Paying for Criminals’ Pensions

Yesterday, the PA House passed an amendment making it illegal for public employees to request lump-sum pension payments after they have been convicted of a crime related to their duties.

The policy is a response to former Judge Mark A. Ciavarella Jr.’s request of nearly $234,000. Ciavarella is eligible for a monthly pension payment of at least $5,150 until sentencing, but a pension payment is protected from forfeiture.

Revoking Ciavarella’s pension will do little to address the billions of dollars taxpayers are expected to shoulder in unfunded retirement benefits.

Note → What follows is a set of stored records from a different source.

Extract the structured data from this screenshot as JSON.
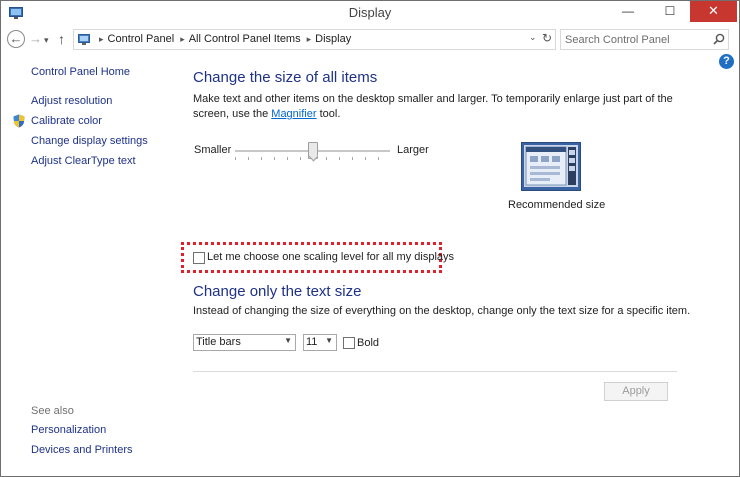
{
  "window": {
    "title": "Display",
    "controls": {
      "minimize": "—",
      "maximize": "☐",
      "close": "✕"
    }
  },
  "address": {
    "back": "←",
    "forward": "→",
    "history": "▾",
    "up": "↑",
    "breadcrumbs": [
      "Control Panel",
      "All Control Panel Items",
      "Display"
    ],
    "separator": "▸",
    "dropdown": "⌄",
    "refresh": "↻",
    "search_placeholder": "Search Control Panel"
  },
  "sidebar": {
    "home": "Control Panel Home",
    "items": [
      "Adjust resolution",
      "Calibrate color",
      "Change display settings",
      "Adjust ClearType text"
    ],
    "see_also_label": "See also",
    "see_also": [
      "Personalization",
      "Devices and Printers"
    ]
  },
  "help": "?",
  "main": {
    "section1": {
      "heading": "Change the size of all items",
      "description_before": "Make text and other items on the desktop smaller and larger. To temporarily enlarge just part of the screen, use the ",
      "link": "Magnifier",
      "description_after": " tool.",
      "slider": {
        "min_label": "Smaller",
        "max_label": "Larger",
        "value_fraction": 0.47
      },
      "preview_caption": "Recommended size"
    },
    "scaling_checkbox": {
      "label": "Let me choose one scaling level for all my displays",
      "checked": false
    },
    "section2": {
      "heading": "Change only the text size",
      "description": "Instead of changing the size of everything on the desktop, change only the text size for a specific item.",
      "element_select": {
        "value": "Title bars"
      },
      "size_select": {
        "value": "11"
      },
      "bold": {
        "label": "Bold",
        "checked": false
      }
    },
    "apply": "Apply"
  },
  "colors": {
    "link": "#1e3287",
    "heading": "#1e3287",
    "close_button": "#c7372f",
    "highlight": "#e0202a",
    "help": "#1f6fc5"
  }
}
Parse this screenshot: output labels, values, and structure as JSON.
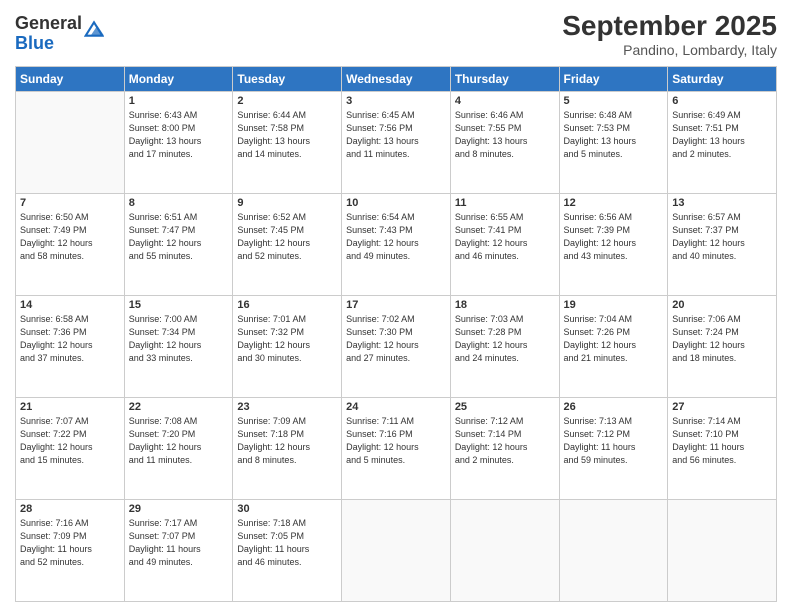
{
  "logo": {
    "general": "General",
    "blue": "Blue"
  },
  "title": "September 2025",
  "location": "Pandino, Lombardy, Italy",
  "weekdays": [
    "Sunday",
    "Monday",
    "Tuesday",
    "Wednesday",
    "Thursday",
    "Friday",
    "Saturday"
  ],
  "weeks": [
    [
      {
        "day": "",
        "info": ""
      },
      {
        "day": "1",
        "info": "Sunrise: 6:43 AM\nSunset: 8:00 PM\nDaylight: 13 hours\nand 17 minutes."
      },
      {
        "day": "2",
        "info": "Sunrise: 6:44 AM\nSunset: 7:58 PM\nDaylight: 13 hours\nand 14 minutes."
      },
      {
        "day": "3",
        "info": "Sunrise: 6:45 AM\nSunset: 7:56 PM\nDaylight: 13 hours\nand 11 minutes."
      },
      {
        "day": "4",
        "info": "Sunrise: 6:46 AM\nSunset: 7:55 PM\nDaylight: 13 hours\nand 8 minutes."
      },
      {
        "day": "5",
        "info": "Sunrise: 6:48 AM\nSunset: 7:53 PM\nDaylight: 13 hours\nand 5 minutes."
      },
      {
        "day": "6",
        "info": "Sunrise: 6:49 AM\nSunset: 7:51 PM\nDaylight: 13 hours\nand 2 minutes."
      }
    ],
    [
      {
        "day": "7",
        "info": "Sunrise: 6:50 AM\nSunset: 7:49 PM\nDaylight: 12 hours\nand 58 minutes."
      },
      {
        "day": "8",
        "info": "Sunrise: 6:51 AM\nSunset: 7:47 PM\nDaylight: 12 hours\nand 55 minutes."
      },
      {
        "day": "9",
        "info": "Sunrise: 6:52 AM\nSunset: 7:45 PM\nDaylight: 12 hours\nand 52 minutes."
      },
      {
        "day": "10",
        "info": "Sunrise: 6:54 AM\nSunset: 7:43 PM\nDaylight: 12 hours\nand 49 minutes."
      },
      {
        "day": "11",
        "info": "Sunrise: 6:55 AM\nSunset: 7:41 PM\nDaylight: 12 hours\nand 46 minutes."
      },
      {
        "day": "12",
        "info": "Sunrise: 6:56 AM\nSunset: 7:39 PM\nDaylight: 12 hours\nand 43 minutes."
      },
      {
        "day": "13",
        "info": "Sunrise: 6:57 AM\nSunset: 7:37 PM\nDaylight: 12 hours\nand 40 minutes."
      }
    ],
    [
      {
        "day": "14",
        "info": "Sunrise: 6:58 AM\nSunset: 7:36 PM\nDaylight: 12 hours\nand 37 minutes."
      },
      {
        "day": "15",
        "info": "Sunrise: 7:00 AM\nSunset: 7:34 PM\nDaylight: 12 hours\nand 33 minutes."
      },
      {
        "day": "16",
        "info": "Sunrise: 7:01 AM\nSunset: 7:32 PM\nDaylight: 12 hours\nand 30 minutes."
      },
      {
        "day": "17",
        "info": "Sunrise: 7:02 AM\nSunset: 7:30 PM\nDaylight: 12 hours\nand 27 minutes."
      },
      {
        "day": "18",
        "info": "Sunrise: 7:03 AM\nSunset: 7:28 PM\nDaylight: 12 hours\nand 24 minutes."
      },
      {
        "day": "19",
        "info": "Sunrise: 7:04 AM\nSunset: 7:26 PM\nDaylight: 12 hours\nand 21 minutes."
      },
      {
        "day": "20",
        "info": "Sunrise: 7:06 AM\nSunset: 7:24 PM\nDaylight: 12 hours\nand 18 minutes."
      }
    ],
    [
      {
        "day": "21",
        "info": "Sunrise: 7:07 AM\nSunset: 7:22 PM\nDaylight: 12 hours\nand 15 minutes."
      },
      {
        "day": "22",
        "info": "Sunrise: 7:08 AM\nSunset: 7:20 PM\nDaylight: 12 hours\nand 11 minutes."
      },
      {
        "day": "23",
        "info": "Sunrise: 7:09 AM\nSunset: 7:18 PM\nDaylight: 12 hours\nand 8 minutes."
      },
      {
        "day": "24",
        "info": "Sunrise: 7:11 AM\nSunset: 7:16 PM\nDaylight: 12 hours\nand 5 minutes."
      },
      {
        "day": "25",
        "info": "Sunrise: 7:12 AM\nSunset: 7:14 PM\nDaylight: 12 hours\nand 2 minutes."
      },
      {
        "day": "26",
        "info": "Sunrise: 7:13 AM\nSunset: 7:12 PM\nDaylight: 11 hours\nand 59 minutes."
      },
      {
        "day": "27",
        "info": "Sunrise: 7:14 AM\nSunset: 7:10 PM\nDaylight: 11 hours\nand 56 minutes."
      }
    ],
    [
      {
        "day": "28",
        "info": "Sunrise: 7:16 AM\nSunset: 7:09 PM\nDaylight: 11 hours\nand 52 minutes."
      },
      {
        "day": "29",
        "info": "Sunrise: 7:17 AM\nSunset: 7:07 PM\nDaylight: 11 hours\nand 49 minutes."
      },
      {
        "day": "30",
        "info": "Sunrise: 7:18 AM\nSunset: 7:05 PM\nDaylight: 11 hours\nand 46 minutes."
      },
      {
        "day": "",
        "info": ""
      },
      {
        "day": "",
        "info": ""
      },
      {
        "day": "",
        "info": ""
      },
      {
        "day": "",
        "info": ""
      }
    ]
  ]
}
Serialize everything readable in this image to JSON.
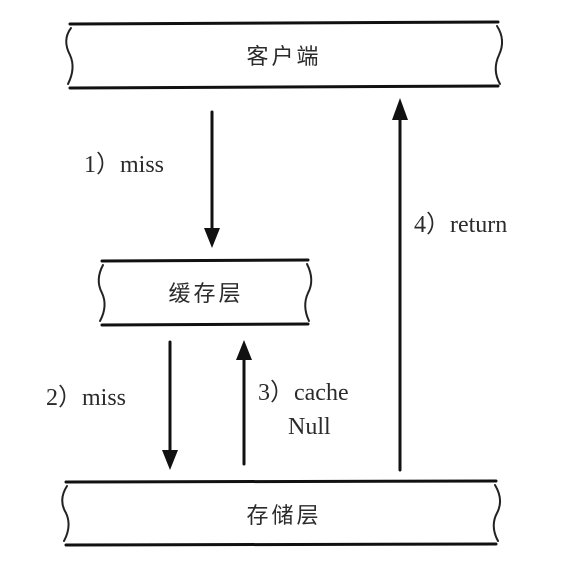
{
  "nodes": {
    "client": {
      "label": "客户端"
    },
    "cache": {
      "label": "缓存层"
    },
    "storage": {
      "label": "存储层"
    }
  },
  "edges": {
    "step1": {
      "label": "1）miss"
    },
    "step2": {
      "label": "2）miss"
    },
    "step3": {
      "label_line1": "3）cache",
      "label_line2": "Null"
    },
    "step4": {
      "label": "4）return"
    }
  }
}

Then again, given Pennsylvania’s record of convicting civil servants, perhaps the law would make an impact.

But if lawmakers are seriously concerned about criminals hosing taxpayers they should reform SERS and PSERS by moving to a defined contribution plan instead of current defined benefit plans.